The proposed regulations further clarify that unimproved land that is within a QO Zone and acquired by purchase would not be required to be substantially improved if it is used in a trade or business of the QO Fund or the QO Zone Business.
Safe Harbors for Measuring 50% of Income from Active Trade or Business for a QO Zone Business
A QO Zone Business must derive at least 50% of its total gross income from the active conduct of a trade or business within a QO Zone. Commentators raised concerns about how to determine whether this requirement is met. The proposed regulations therefore provide three safe harbors for determining whether sufficient income is derived from a trade or business in a QO Zone:
- At least 50% of the services performed (based on hours) for the business by its employees and independent contractors (and employees of independent contractors) are performed in the QO Zone;
- At least 50% of the services performed (based on the cost of services performed) for the business by its employees and independent contractors (and employees of independent contractors) are performed in the QO Zone; or
- The tangible property of the business that is in a QO Zone and the management or operational functions performed for the business in the QO Zone are both necessary to generate 50% of the gross income of the trade or business.
If a business does not qualify under any of these safe harbors, a facts and circumstances test would allow a QO Zone Business to otherwise attempt to show that 50% of its gross income is derived from the active conduct of a trade or business in a QO Zone.

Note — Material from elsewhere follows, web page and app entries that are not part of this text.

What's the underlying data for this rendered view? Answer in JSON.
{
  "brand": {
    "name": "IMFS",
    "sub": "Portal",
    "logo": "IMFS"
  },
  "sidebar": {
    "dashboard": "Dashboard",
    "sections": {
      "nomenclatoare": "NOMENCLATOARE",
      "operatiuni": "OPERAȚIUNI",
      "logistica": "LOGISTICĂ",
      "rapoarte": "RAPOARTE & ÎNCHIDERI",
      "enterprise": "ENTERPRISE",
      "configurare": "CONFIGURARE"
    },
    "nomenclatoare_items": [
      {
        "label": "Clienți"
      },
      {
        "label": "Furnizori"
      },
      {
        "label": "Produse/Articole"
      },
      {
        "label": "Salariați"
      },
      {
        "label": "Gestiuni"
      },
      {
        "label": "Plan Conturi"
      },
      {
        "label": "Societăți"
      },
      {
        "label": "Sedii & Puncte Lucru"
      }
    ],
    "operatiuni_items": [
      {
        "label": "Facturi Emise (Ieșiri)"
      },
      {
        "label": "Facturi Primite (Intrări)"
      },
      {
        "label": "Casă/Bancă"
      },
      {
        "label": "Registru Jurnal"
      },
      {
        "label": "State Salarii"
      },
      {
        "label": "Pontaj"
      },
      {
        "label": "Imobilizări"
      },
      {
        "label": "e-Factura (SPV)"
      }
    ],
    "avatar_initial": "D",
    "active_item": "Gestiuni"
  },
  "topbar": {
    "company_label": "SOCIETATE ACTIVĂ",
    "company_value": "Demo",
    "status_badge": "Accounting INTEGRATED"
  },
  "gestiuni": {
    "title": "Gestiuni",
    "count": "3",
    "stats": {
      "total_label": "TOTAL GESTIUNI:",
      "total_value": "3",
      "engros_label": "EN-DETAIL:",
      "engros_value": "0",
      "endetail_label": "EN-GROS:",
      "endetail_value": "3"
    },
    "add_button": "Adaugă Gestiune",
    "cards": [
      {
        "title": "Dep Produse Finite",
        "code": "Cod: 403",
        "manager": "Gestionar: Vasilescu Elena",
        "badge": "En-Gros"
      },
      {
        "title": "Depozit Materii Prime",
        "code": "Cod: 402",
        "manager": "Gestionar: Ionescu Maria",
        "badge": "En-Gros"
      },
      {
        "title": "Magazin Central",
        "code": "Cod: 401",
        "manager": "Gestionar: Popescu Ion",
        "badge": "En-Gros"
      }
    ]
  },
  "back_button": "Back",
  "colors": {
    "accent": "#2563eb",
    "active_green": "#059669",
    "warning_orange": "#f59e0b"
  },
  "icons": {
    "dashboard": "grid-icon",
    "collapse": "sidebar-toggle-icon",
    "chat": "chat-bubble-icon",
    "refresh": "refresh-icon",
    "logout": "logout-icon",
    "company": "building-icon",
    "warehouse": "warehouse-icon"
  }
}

Officials of the U.S. Department of the Treasury have indicated that no further proposed regulations are anticipated.